Sure kids use technology, but do they really understand how the machine in their hand is related to the subjects of science, technology, engineering, and math?
For nearly five years, Time Warner Cable, NY1’s parent company, has been helping them make that connection through its Connect A Million Minds Initiative.

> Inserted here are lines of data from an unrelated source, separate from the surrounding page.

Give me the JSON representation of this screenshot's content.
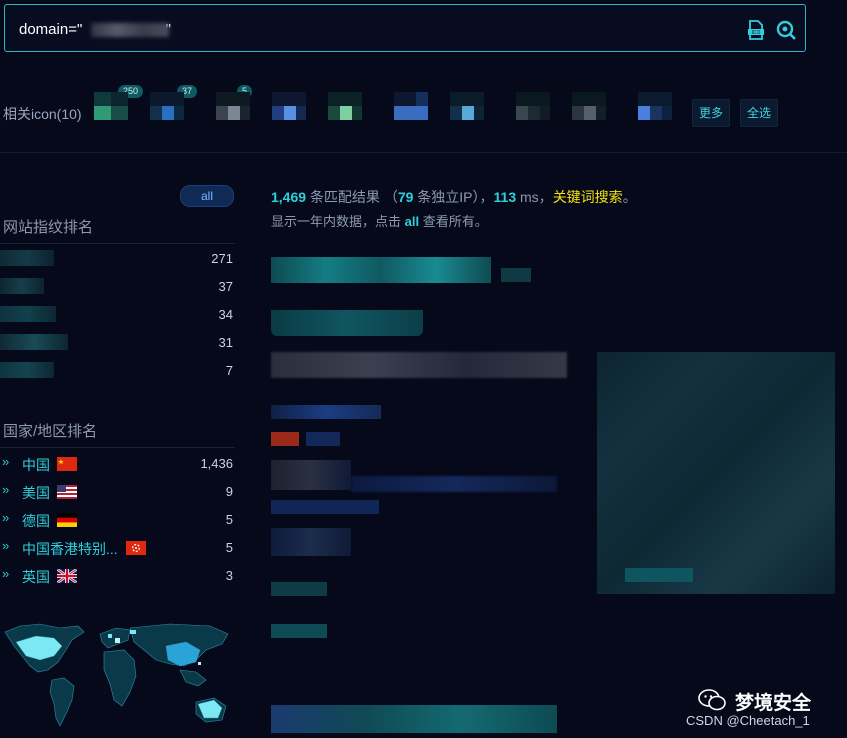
{
  "search": {
    "query_prefix": "domain=\"",
    "query_suffix": "\""
  },
  "related_icons": {
    "label": "相关icon(10)",
    "badges": [
      "250",
      "37",
      "5"
    ],
    "more_label": "更多",
    "select_all_label": "全选"
  },
  "sidebar": {
    "all_label": "all",
    "fingerprint_title": "网站指纹排名",
    "fingerprint_counts": [
      "271",
      "37",
      "34",
      "31",
      "7"
    ],
    "country_title": "国家/地区排名",
    "countries": [
      {
        "name": "中国",
        "count": "1,436"
      },
      {
        "name": "美国",
        "count": "9"
      },
      {
        "name": "德国",
        "count": "5"
      },
      {
        "name": "中国香港特别...",
        "count": "5"
      },
      {
        "name": "英国",
        "count": "3"
      }
    ]
  },
  "results": {
    "match_count": "1,469",
    "match_text": " 条匹配结果 （",
    "ip_count": "79",
    "ip_text": " 条独立IP），",
    "time_ms": "113",
    "time_text": " ms，",
    "keyword_link": "关键词搜索",
    "end_punct": "。",
    "note_before": "显示一年内数据，点击 ",
    "note_link": "all",
    "note_after": " 查看所有。"
  },
  "watermark": {
    "title": "梦境安全",
    "subtitle": "CSDN @Cheetach_1"
  },
  "colors": {
    "accent": "#2fd0dc",
    "keyword": "#f5e20a",
    "background": "#05091a"
  }
}
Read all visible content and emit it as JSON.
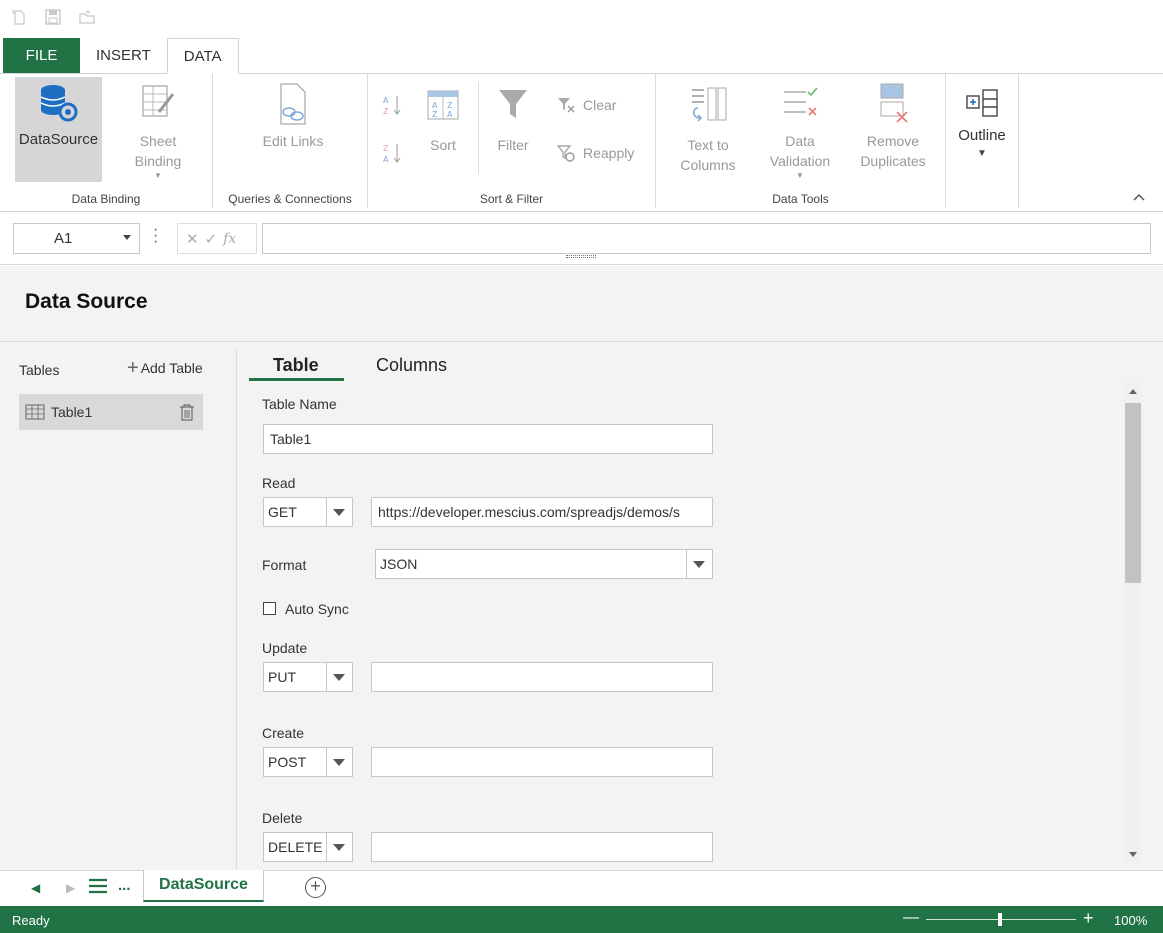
{
  "quick_access": {
    "icons": [
      "new-document-icon",
      "save-icon",
      "open-folder-icon"
    ]
  },
  "tabs": [
    {
      "label": "FILE"
    },
    {
      "label": "INSERT"
    },
    {
      "label": "DATA"
    }
  ],
  "ribbon": {
    "data_binding": {
      "label": "Data Binding",
      "datasource": "DataSource",
      "sheet_binding_1": "Sheet",
      "sheet_binding_2": "Binding"
    },
    "queries": {
      "label": "Queries & Connections",
      "edit_links": "Edit Links"
    },
    "sort_filter": {
      "label": "Sort & Filter",
      "sort": "Sort",
      "filter": "Filter",
      "clear": "Clear",
      "reapply": "Reapply"
    },
    "data_tools": {
      "label": "Data Tools",
      "text_to_columns_1": "Text to",
      "text_to_columns_2": "Columns",
      "data_validation_1": "Data",
      "data_validation_2": "Validation",
      "remove_duplicates_1": "Remove",
      "remove_duplicates_2": "Duplicates"
    },
    "outline": {
      "label": "Outline"
    }
  },
  "formula_bar": {
    "name_box": "A1",
    "formula": ""
  },
  "panel": {
    "title": "Data Source",
    "tables_label": "Tables",
    "add_table": "Add Table",
    "tables": [
      {
        "name": "Table1"
      }
    ],
    "tabs": [
      "Table",
      "Columns"
    ],
    "form": {
      "table_name_label": "Table Name",
      "table_name_value": "Table1",
      "read_label": "Read",
      "read_method": "GET",
      "read_url": "https://developer.mescius.com/spreadjs/demos/s",
      "format_label": "Format",
      "format_value": "JSON",
      "auto_sync_label": "Auto Sync",
      "auto_sync_checked": false,
      "update_label": "Update",
      "update_method": "PUT",
      "update_url": "",
      "create_label": "Create",
      "create_method": "POST",
      "create_url": "",
      "delete_label": "Delete",
      "delete_method": "DELETE",
      "delete_url": ""
    }
  },
  "sheets": {
    "active": "DataSource",
    "more": "..."
  },
  "status": {
    "text": "Ready",
    "zoom": "100%"
  },
  "colors": {
    "accent": "#217346"
  }
}
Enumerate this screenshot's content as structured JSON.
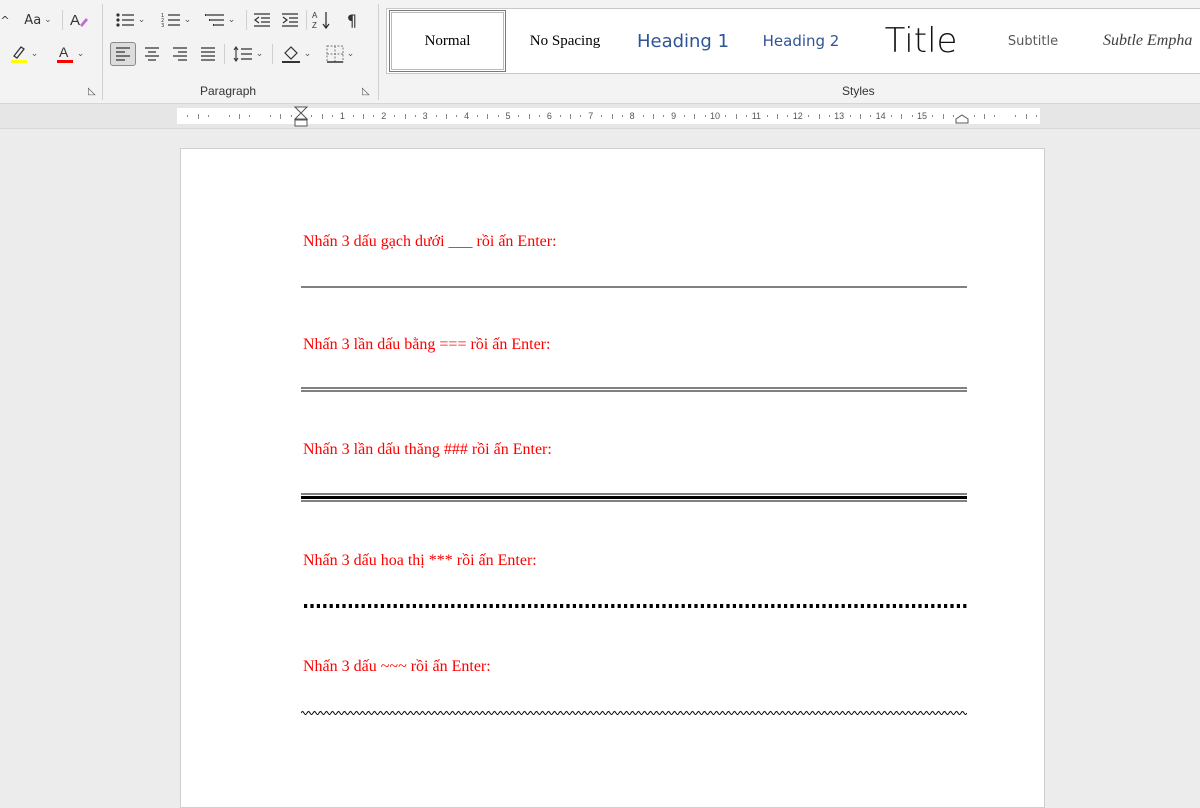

On Saturday, roughly 300 children from local Boys and Girls Clubs toured Time Warner Cable Studios, and learned how STEM subjects play a starring role in all our lives.
Take for instance an activity at the ESPN exhibit on wearing protection in sports.
“We're trying to talk today about how padding and helmets and extra kinds of protection can protect an athlete so our experiment is explaining how using different kinds of protection can protect an egg when you drop it on the ground so it doesn't break,” said Tiana Jones, an ESPN brand ambassador.
Meanwhile virtual reality allowed students to scale the massive wall from Game of Thrones, and gain a unique view into cutting edge technology.
“The content that’s coming to you is built in a 3D gaming engine so it's lots of things, all of which have at their core, science, technology, math needed to make them happen,” said Ian Cleary, the head of innovation at Relevant.
All of the exhibits are entirely different but there's one common theme, that science is virtually everywhere.
“It's in cooking, it's in sports, it's in movies, it's in video games,” said Ellen East, chief communications officer for Time Warner Cable.
And soon it will be more present in boys and girls clubs. The company is donating $500,000 to start a program called DIY Stem, which will allow kids in these after school programs to do more hands on activities like building catapults or experimenting with sound.
On Saturday, Giants wide receiver Victor Cruz received a huge applause when he walked on stage with celebrity chef Anne Burrell. The CAMM ambassadors spoke about how their respective worlds of sports and food are rooted in science and math.
“I didn't really understand how they had an effect on my life,” said Burrell. “So I'm here to kind of say wait a minute, this stuff is important and you really will use this stuff and here's how.”
“When the teachers teaching, they think it's boring but when they come here it's actually fun,” said one young attendee.
For more information on science, technology, engineering and math opportunities in your community, go to www.connectamillionminds.com.